To further complicate and overload what will likely be the busiest (and hopefully again most wonderful) night of the year in Toronto, I suggest you make a stop on your Nuit Blanche rounds at the Lennox Contemporary Gallery at 12 Ossington (at Queen) for Digital Alchemy. Here, the Canadian Film Centre Media lab will be exhibiting their newest interactive prototypes as well as screen their new interactive feature film, Late Fragment (produced along with the National Film Board).
I wrote a short article in the Globe and Mail about the film during its TIFF premiere two weeks ago — apart from being the first interactive feature made in North America, the film was shot in and around Toronto, like on top of the windswept Scarborough Bluffs giving our fine eastern borough a Wuthering Heights feel.

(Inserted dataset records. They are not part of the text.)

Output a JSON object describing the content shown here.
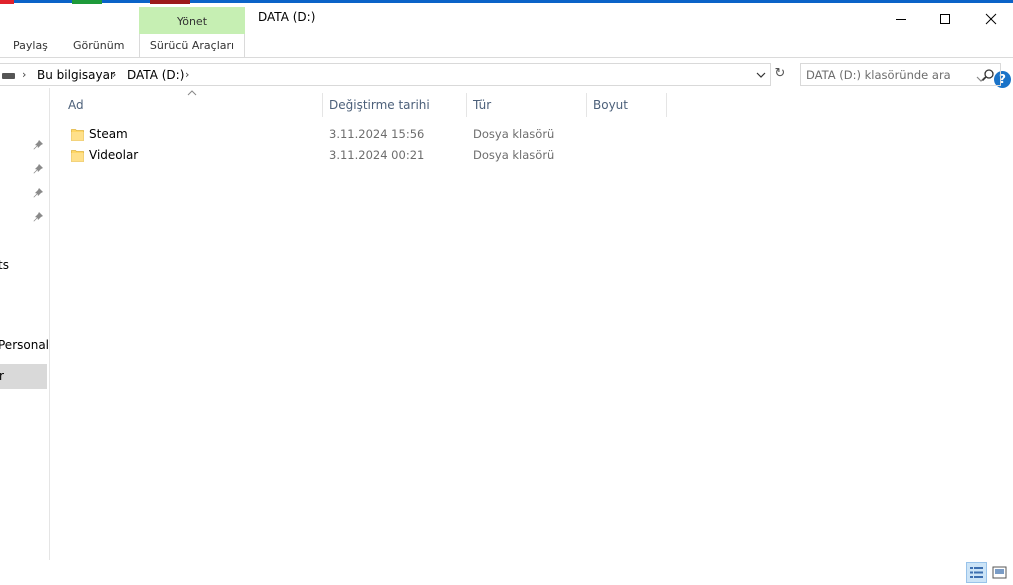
{
  "window": {
    "title": "DATA (D:)",
    "contextual_tab": "Yönet",
    "minimize_icon": "minimize-icon",
    "maximize_icon": "maximize-icon",
    "close_icon": "close-icon"
  },
  "ribbon": {
    "tabs": [
      {
        "label": "Paylaş"
      },
      {
        "label": "Görünüm"
      },
      {
        "label": "Sürücü Araçları"
      }
    ],
    "help": "?"
  },
  "address": {
    "crumbs": [
      "Bu bilgisayar",
      "DATA (D:)"
    ],
    "search_placeholder": "DATA (D:) klasöründe ara"
  },
  "nav": {
    "items": [
      {
        "label": "ts"
      },
      {
        "label": "Personal"
      },
      {
        "label": "r"
      }
    ],
    "selected_index": 2
  },
  "columns": [
    "Ad",
    "Değiştirme tarihi",
    "Tür",
    "Boyut"
  ],
  "files": [
    {
      "name": "Steam",
      "date": "3.11.2024 15:56",
      "type": "Dosya klasörü",
      "size": ""
    },
    {
      "name": "Videolar",
      "date": "3.11.2024 00:21",
      "type": "Dosya klasörü",
      "size": ""
    }
  ],
  "colors": {
    "accent": "#0a63c8",
    "manage_tab": "#c6efb3",
    "folder": "#ffd766",
    "header_text": "#4c607a"
  }
}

The action happens in and around Toronto, from the Dunn Avenue Bridge in Parkdale with Go Trains rushing by to nearby Liberty Village rooftops. Interiors range from a downtown Victorian home to a 1950s Mimico bungalow. It’s a dark tour of a Toronto that looks familiar, but seen from a different angle. One scene takes us under the Gardiner Expressway by the Humber River where Faye has a redemptive fantasy, where she hurls the bike her husband bought her daughter into the water.
The film can be screened all night long at interactive viewing stations, or “preformed” for you by one of the creators at 7pm, 9pm, 11pm, 1am, 3am and 5am.
There are also five new prototypes on display. The CFC Media lab is where we developed [murmur] back in 2002, and it continues to produce projects that use technology in new and innovative ways to tell stories.
Two prototypes in particular focus on public space. Strata is “a mobile based, GPS-enabled, interactive mediascape that features historic Canadian sites.” Guided by a GPS-enabled mobile phone to various locations, visitors can explore the stories of how these sites came to be. Fort York is a site used in Strata. Witness That Place is a “locative media project that explores interactivity through a series of online mappings and marked site specific locations. By indicating stories of trauma in public spaces the public interrogates notions of space, memory and trauma.” Locations around Toronto are also used for this project.
The Digital Achemy is also open today and tomorrow from 12-5pm as well as from 7pm-7am during Nuit Blanche. Photo above of the the Humber River from Late Fragment.